According to co-founder of ÄIO Petri-Jaan Lahtvee, current food system is responsible for more than a third of greenhouse gas emissions. “Compared to livestock farming, plant-based meat also requires 47-99% less arable land, emits 30-90% less greenhouse gases and uses 72-99% less water,” he emphasized. “But, palm and coconut oils used to make plant-based meat alternatives, do not deliver the same taste and mouthfeel as animal fat. Also, the production of these oils is not sustainable, they are unhealthy and can cause allergic reactions,” commented co-founder of the company Nemailla Bonturi.
According to Mika Kukkurainen, partner and founder of Nordic Foodtech VC, the global food industry is constantly looking for new sustainable and healthy alternatives to replace palm oil and coconut oil, and the fund was very excited to find such a team and their innovations right in the TalTech lab: “Turning low-value side-streams into something so valuable is very futureproof and has great scalable business potential. We are happy to join ÄIO when taking the first steps outside of university, and already looking forward in helping the team towards future success.”
As the next step, ÄIO plans to increase its production capacity, test products in co-operation with food industry, and apply for novel food permits to enter the European market. By 2026, it is planning to start the production on an industrial scale.

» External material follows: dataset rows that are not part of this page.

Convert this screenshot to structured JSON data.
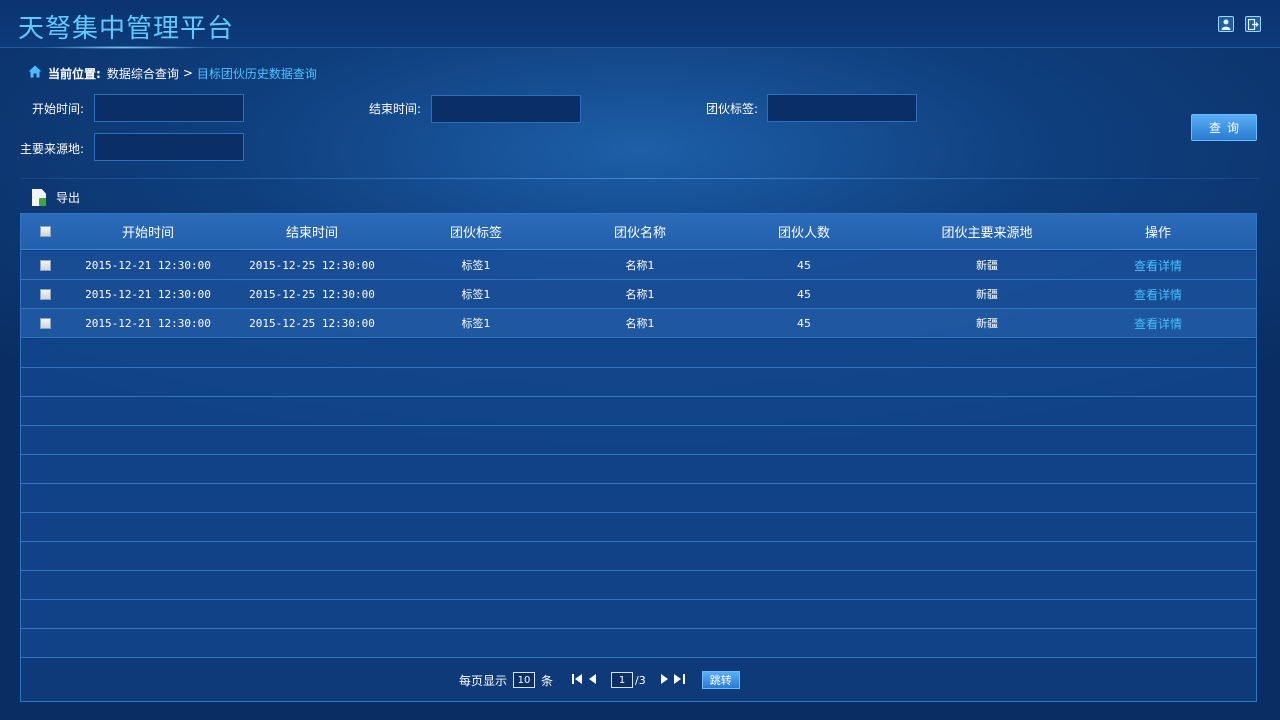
{
  "app": {
    "title": "天弩集中管理平台"
  },
  "header_icons": [
    "user-icon",
    "logout-icon"
  ],
  "breadcrumb": {
    "label": "当前位置:",
    "parent": "数据综合查询",
    "separator": ">",
    "current": "目标团伙历史数据查询"
  },
  "filters": {
    "start_time_label": "开始时间:",
    "end_time_label": "结束时间:",
    "gang_tag_label": "团伙标签:",
    "source_label": "主要来源地:",
    "start_time_value": "",
    "end_time_value": "",
    "gang_tag_value": "",
    "source_value": ""
  },
  "query_button": "查询",
  "toolbar": {
    "export_label": "导出"
  },
  "table": {
    "headers": [
      "开始时间",
      "结束时间",
      "团伙标签",
      "团伙名称",
      "团伙人数",
      "团伙主要来源地",
      "操作"
    ],
    "rows": [
      {
        "start": "2015-12-21  12:30:00",
        "end": "2015-12-25  12:30:00",
        "tag": "标签1",
        "name": "名称1",
        "count": "45",
        "source": "新疆",
        "action": "查看详情"
      },
      {
        "start": "2015-12-21  12:30:00",
        "end": "2015-12-25  12:30:00",
        "tag": "标签1",
        "name": "名称1",
        "count": "45",
        "source": "新疆",
        "action": "查看详情"
      },
      {
        "start": "2015-12-21  12:30:00",
        "end": "2015-12-25  12:30:00",
        "tag": "标签1",
        "name": "名称1",
        "count": "45",
        "source": "新疆",
        "action": "查看详情"
      }
    ]
  },
  "pagination": {
    "per_page_label": "每页显示",
    "per_page_value": "10",
    "per_page_unit": "条",
    "current_page": "1",
    "total_pages": "/3",
    "jump_label": "跳转"
  },
  "colors": {
    "accent": "#4fc3ff",
    "title": "#5ecbff",
    "button": "#3a8ee6"
  }
}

ÄIO’s RedOil can also be used in cosmetic products and household chemicals, replacing lubricants and surfactants derived from petroleum or palm oil.
The entire production process is based on research carried out in Estonia, through which industrial side-streams are transformed into food products through a fermentation process, similar to brewing beer or raising bread with yeast. The fermentation process produces fats rich in healthy fatty acids and antioxidants.

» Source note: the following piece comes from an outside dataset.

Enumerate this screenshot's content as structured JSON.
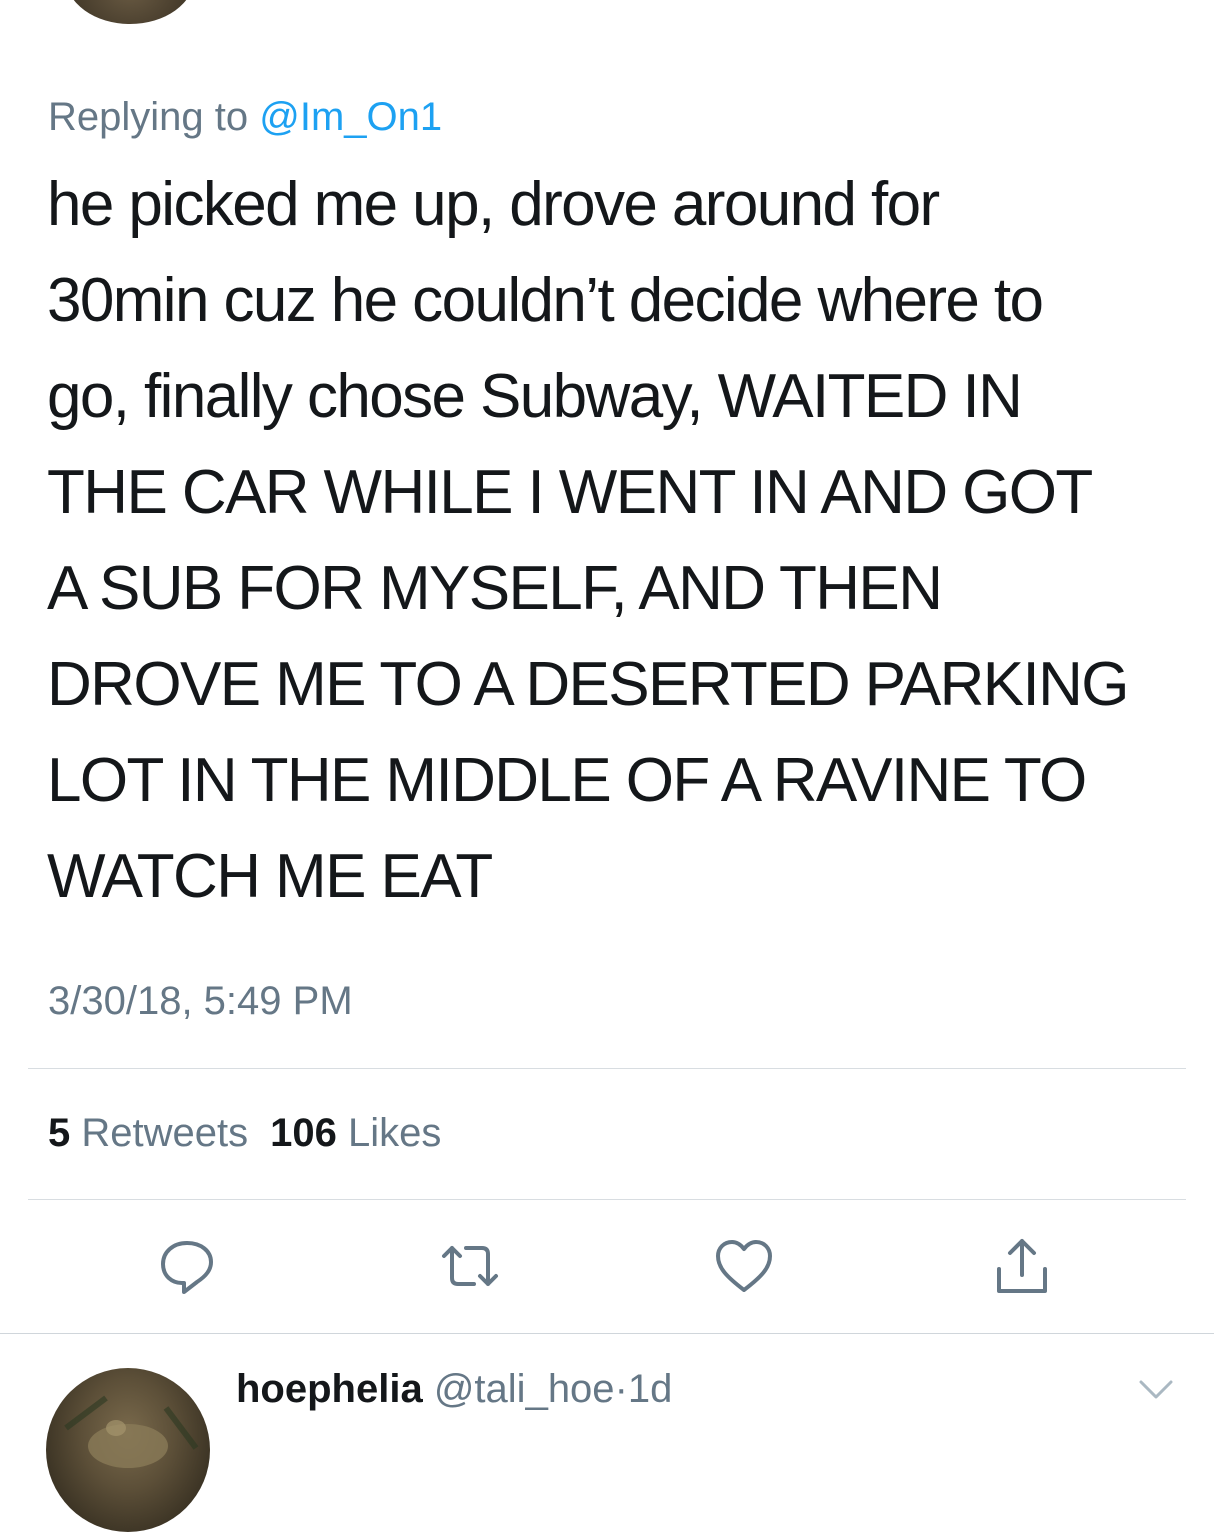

Fermentation uses the “red bug” microbe created and patented by Bonturi, which turns side-streams of agriculture and other industries into tasty and appetizing fats and oils. “In the same way that we make kombucha, yogurt, bread, and beer, we can turn sawdust or other low-value biomass into valuable and healthy ingredients. Our “red bug” cannot turn water into wine, but it can turn sawdust into food,” explained Bonturi.
“As scientists, we were excited that years of research resulted in a real product that could revolutionize the entire food industry and consumer experience. We highly appreciate everyone who has contributed to our success story, and we will continue to develop the company and its products together with our partners, the leading investor, and the food industry. We will also continue to work with TalTech to train the next generation of bioengineers,” added Lahtvee.
äio tech OÜ is a company that grew out of TalTech – it was founded in 2022, and, with the help of a unique microbe, produces sustainable and edible oils and fats from side-streams of the wood and the agricultural industry. ÄIO’s international team includes 6 experts – two Brazilians and four Estonians, all possessing experience in bioprocessing, synthetic biology, and food technology.
Nordic Foodtech VC is venture capital fund (42 M€) investing in food technology and future of food. The Helsinki based venture capital fund operates in all Nordic and Baltic countries and has invested in 10 companies so far, of which ÄIO is their first investment in the Baltic countries.